The Antiquarian Booksellers’ Association of America (ABAA)
The Antiquarian Booksellers’ Association of America was founded in 1949 to promote interest in rare and antiquarian books and book collecting, and to foster collegial relations. We strive to maintain the highest standards in the trade. All members agree to abide by the ABAA’s Code of Ethics. While our members sell, buy, and appraise books and printed matter, our staff can assist you with finding a bookseller and with other trade-related matters.
The Atlantic advances bold ideas on the urgent issues of our time. Since its inception in 1857, it has evolved into a multi-media must-read, illuminating fresh thinking on politics, business, technology, entertainment, and culture. It stirs vital national conversations through groundbreaking perspectives and a distinctively unbiased approach.
Electric Literature is a non-profit dedicated to amplifying the power of storytelling through digital innovation.Our mission is to ensure that literature remains a vibrant presence in popular culture by fostering digital innovation, supporting writers, building community, and broadening the audience for literary fiction.We believe the transformative experience of reading literature fosters empathy and explores the human condition like no other art form.
A product of ongoing collaborations between the independent bookstore members of the American Booksellers Association, IndieBound is all about independent bookstores and the power of “local first” shopping. Locally owned independent businesses pump money back into the their communities by way of taxes, payrolls and purchases. That means more money for sound schools, green parks, strong police and fire departments, and smooth roads, all in your neighborhood.
Literary Hub is an organizing principle in the service of literary culture, a single, trusted, daily source for all the news, ideas and richness of contemporary literary life. There is more great literary content online than ever before, but it is scattered, easily lost. With the help of its partners—publishers big and small, journals, bookstores and non-profits—Literary Hub is a place where readers can return each day for smart, engaged, and entertaining writing about all things books.
Melville House is well-known for its fiction, with two Nobel Prize winners on its list: Imre Kertesz and Heinrich Boll. In particular, the company has developed a world-wide reputation for its rediscovery of forgotten international writers — its translation of a forgotten work by Hans Fallada, Every Man Dies Alone, launched a world-wide phenomenon. The company also takes pride in its discovery of many first-time writers — such as Lars Iyer (Spurious), Lee Rourke (The Canal), and Christopher Boucher (How to Keep Your Volkswagen Alive) — who have gone on to success.
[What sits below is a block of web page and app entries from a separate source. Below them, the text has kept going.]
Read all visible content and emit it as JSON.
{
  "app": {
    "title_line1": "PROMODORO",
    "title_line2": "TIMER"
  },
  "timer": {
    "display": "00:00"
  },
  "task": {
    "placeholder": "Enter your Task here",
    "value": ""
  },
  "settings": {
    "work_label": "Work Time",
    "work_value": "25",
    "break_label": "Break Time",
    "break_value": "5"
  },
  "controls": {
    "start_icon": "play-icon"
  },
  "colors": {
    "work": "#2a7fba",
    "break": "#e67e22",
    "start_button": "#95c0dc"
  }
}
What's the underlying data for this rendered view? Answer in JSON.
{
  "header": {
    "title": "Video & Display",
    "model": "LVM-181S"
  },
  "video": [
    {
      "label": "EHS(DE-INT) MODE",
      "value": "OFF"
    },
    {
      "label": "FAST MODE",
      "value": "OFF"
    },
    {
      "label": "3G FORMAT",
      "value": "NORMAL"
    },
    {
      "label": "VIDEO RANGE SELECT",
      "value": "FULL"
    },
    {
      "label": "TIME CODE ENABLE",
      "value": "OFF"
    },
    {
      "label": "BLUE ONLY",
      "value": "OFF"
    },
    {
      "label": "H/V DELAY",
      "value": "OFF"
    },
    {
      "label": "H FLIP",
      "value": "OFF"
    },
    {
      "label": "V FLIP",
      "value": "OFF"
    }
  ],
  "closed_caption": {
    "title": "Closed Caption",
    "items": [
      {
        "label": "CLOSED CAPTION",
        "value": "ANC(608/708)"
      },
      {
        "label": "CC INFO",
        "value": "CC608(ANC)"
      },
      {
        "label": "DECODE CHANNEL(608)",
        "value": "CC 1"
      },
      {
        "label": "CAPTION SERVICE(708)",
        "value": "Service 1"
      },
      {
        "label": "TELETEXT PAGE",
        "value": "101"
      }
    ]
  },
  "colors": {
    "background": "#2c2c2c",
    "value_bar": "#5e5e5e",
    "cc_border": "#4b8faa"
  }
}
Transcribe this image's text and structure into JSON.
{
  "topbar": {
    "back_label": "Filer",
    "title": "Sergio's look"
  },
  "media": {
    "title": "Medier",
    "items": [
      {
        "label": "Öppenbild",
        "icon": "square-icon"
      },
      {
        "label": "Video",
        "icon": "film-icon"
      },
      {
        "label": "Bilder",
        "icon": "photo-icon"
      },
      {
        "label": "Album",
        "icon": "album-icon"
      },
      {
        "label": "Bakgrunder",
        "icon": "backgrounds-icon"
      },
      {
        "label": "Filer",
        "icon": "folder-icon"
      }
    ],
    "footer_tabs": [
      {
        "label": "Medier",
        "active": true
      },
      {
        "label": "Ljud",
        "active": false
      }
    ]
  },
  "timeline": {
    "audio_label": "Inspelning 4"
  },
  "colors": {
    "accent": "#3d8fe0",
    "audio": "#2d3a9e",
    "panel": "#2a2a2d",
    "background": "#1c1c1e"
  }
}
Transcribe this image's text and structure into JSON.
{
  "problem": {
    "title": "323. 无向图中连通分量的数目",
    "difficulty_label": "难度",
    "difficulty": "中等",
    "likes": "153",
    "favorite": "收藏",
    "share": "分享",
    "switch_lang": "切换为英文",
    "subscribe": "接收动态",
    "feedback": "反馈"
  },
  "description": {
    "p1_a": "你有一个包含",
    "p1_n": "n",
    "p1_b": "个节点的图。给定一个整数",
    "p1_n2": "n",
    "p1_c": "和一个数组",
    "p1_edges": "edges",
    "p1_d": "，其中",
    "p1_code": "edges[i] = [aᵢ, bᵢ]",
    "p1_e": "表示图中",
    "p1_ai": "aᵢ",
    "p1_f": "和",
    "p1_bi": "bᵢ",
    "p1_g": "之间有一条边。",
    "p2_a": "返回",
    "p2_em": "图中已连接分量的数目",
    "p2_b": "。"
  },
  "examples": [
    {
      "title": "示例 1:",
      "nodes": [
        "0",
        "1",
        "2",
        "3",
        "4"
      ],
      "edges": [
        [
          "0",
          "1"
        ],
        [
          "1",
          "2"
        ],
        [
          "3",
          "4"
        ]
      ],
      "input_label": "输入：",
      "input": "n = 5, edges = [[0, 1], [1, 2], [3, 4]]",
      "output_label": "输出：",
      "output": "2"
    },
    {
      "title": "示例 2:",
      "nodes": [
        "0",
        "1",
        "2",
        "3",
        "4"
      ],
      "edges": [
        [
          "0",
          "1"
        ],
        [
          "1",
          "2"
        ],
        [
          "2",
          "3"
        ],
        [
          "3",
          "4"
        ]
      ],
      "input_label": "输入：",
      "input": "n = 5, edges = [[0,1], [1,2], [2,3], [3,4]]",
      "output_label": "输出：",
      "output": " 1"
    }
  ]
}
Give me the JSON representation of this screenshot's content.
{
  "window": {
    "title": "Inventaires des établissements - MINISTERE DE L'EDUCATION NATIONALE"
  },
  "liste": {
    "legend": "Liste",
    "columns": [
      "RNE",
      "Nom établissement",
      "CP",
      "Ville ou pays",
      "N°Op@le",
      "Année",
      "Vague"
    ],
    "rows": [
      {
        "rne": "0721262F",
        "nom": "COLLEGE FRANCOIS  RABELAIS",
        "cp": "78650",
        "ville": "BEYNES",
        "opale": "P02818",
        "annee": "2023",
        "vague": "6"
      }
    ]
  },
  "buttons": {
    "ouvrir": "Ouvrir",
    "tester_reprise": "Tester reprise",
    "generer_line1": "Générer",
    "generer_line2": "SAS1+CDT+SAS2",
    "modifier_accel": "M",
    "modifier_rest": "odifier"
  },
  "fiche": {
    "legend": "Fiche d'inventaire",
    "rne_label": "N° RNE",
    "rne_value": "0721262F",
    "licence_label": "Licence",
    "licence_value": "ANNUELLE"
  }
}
The New Yorker
The New Yorker is a weekly magazine offering a signature mix of reporting and commentary on politics, international affairs, popular culture and the arts, science and technology, and business, along with fiction, poetry, humor, and cartoons. The magazine is available in print at newsstands and by subscription. We also publish each week’s full issue in an app for tablets and smartphones, available for download through the App Store, Google Play, or Amazon.
The Paris Review
Founded in Paris by Harold L. Humes, Peter Matthiessen, and George Plimpton in 1953, The Paris Review began with a simple editorial mission: “Dear reader,” William Styron wrote in a letter in the inaugural issue, “The Paris Review hopes to emphasize creative work—fiction and poetry—not to the exclusion of criticism, but with the aim in mind of merely removing criticism from the dominating place it holds in most literary magazines and putting it pretty much where it belongs, i.e., somewhere near the back of the book. I think The Paris Review should welcome these people into its pages: the good writers and good poets, the non-drumbeaters and non-axe-grinders. So long as they’re good.”
For the last 90 years, PEN American Center has been working to ensure that people everywhere have the freedom to create literature, to convey information and ideas, to express their views, and to make it possible for everyone to access the views, ideas, and literatures of others. Together with our colleagues in the international PEN community, we have been bringing down barriers to free expression and reaching across borders to celebrate, through writing, our common humanity.
A bi-weekly movie reviewing podcast hosted by Chance Solem-Pfeifer and Noah Ballard.
Each time out, they select three movies based around a genre: as conventional as “Baseball Movies” and as specific as “Movies featuring Disturbed Hosts on Surrealist TV Shows.” Then, they rate the movies, weighing both technical quality and entertainment.
Noah and Chance are old friends who mostly respect each other’s opinions. Even though Chance is a fool and a traitor.